▽

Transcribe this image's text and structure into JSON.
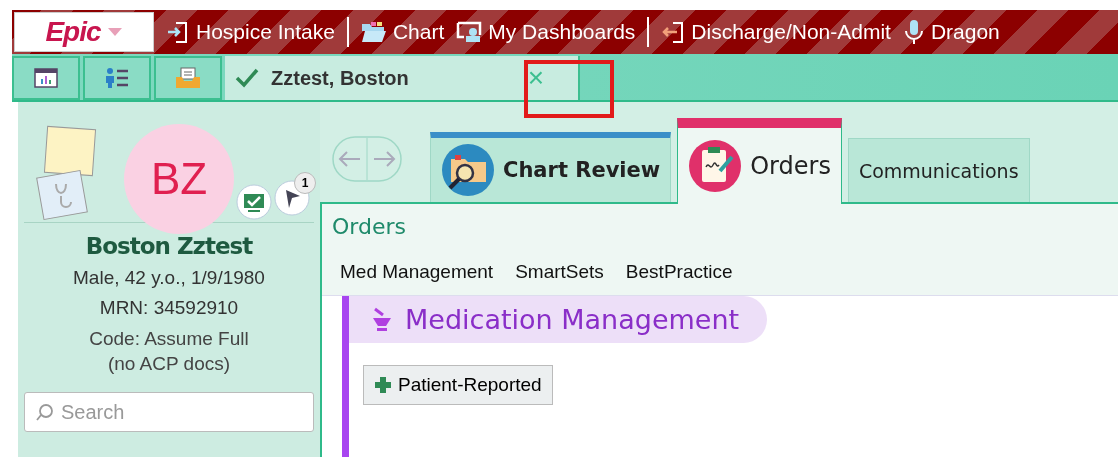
{
  "toolbar": {
    "logo": "Epic",
    "items": [
      {
        "kind": "button",
        "label": "Hospice Intake"
      },
      {
        "kind": "separator"
      },
      {
        "kind": "button",
        "label": "Chart"
      },
      {
        "kind": "button",
        "label": "My Dashboards"
      },
      {
        "kind": "separator"
      },
      {
        "kind": "button",
        "label": "Discharge/Non-Admit"
      },
      {
        "kind": "button",
        "label": "Dragon"
      }
    ]
  },
  "workspace_tabs": {
    "patient_tab": {
      "label": "Zztest, Boston",
      "checked": true,
      "close": "×"
    }
  },
  "patient": {
    "initials": "BZ",
    "name": "Boston Zztest",
    "details": [
      "Male, 42 y.o., 1/9/1980",
      "MRN: 34592910"
    ],
    "code_status": [
      "Code: Assume Full",
      "(no ACP docs)"
    ],
    "flag_count": "1",
    "search": {
      "placeholder": "Search"
    }
  },
  "activity_tabs": [
    {
      "label": "Chart Review",
      "selected": false,
      "color": "#3a8fc8"
    },
    {
      "label": "Orders",
      "selected": true,
      "color": "#e0306a"
    },
    {
      "label": "Communications",
      "selected": false,
      "color": "#9fd8c6"
    }
  ],
  "activity": {
    "title": "Orders",
    "links": [
      "Med Management",
      "SmartSets",
      "BestPractice"
    ],
    "section": {
      "title": "Medication Management",
      "buttons": [
        "Patient-Reported"
      ]
    }
  }
}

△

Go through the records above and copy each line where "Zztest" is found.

### REPLY TO THE TASK
      "label": "Zztest, Boston",
    "name": "Boston Zztest",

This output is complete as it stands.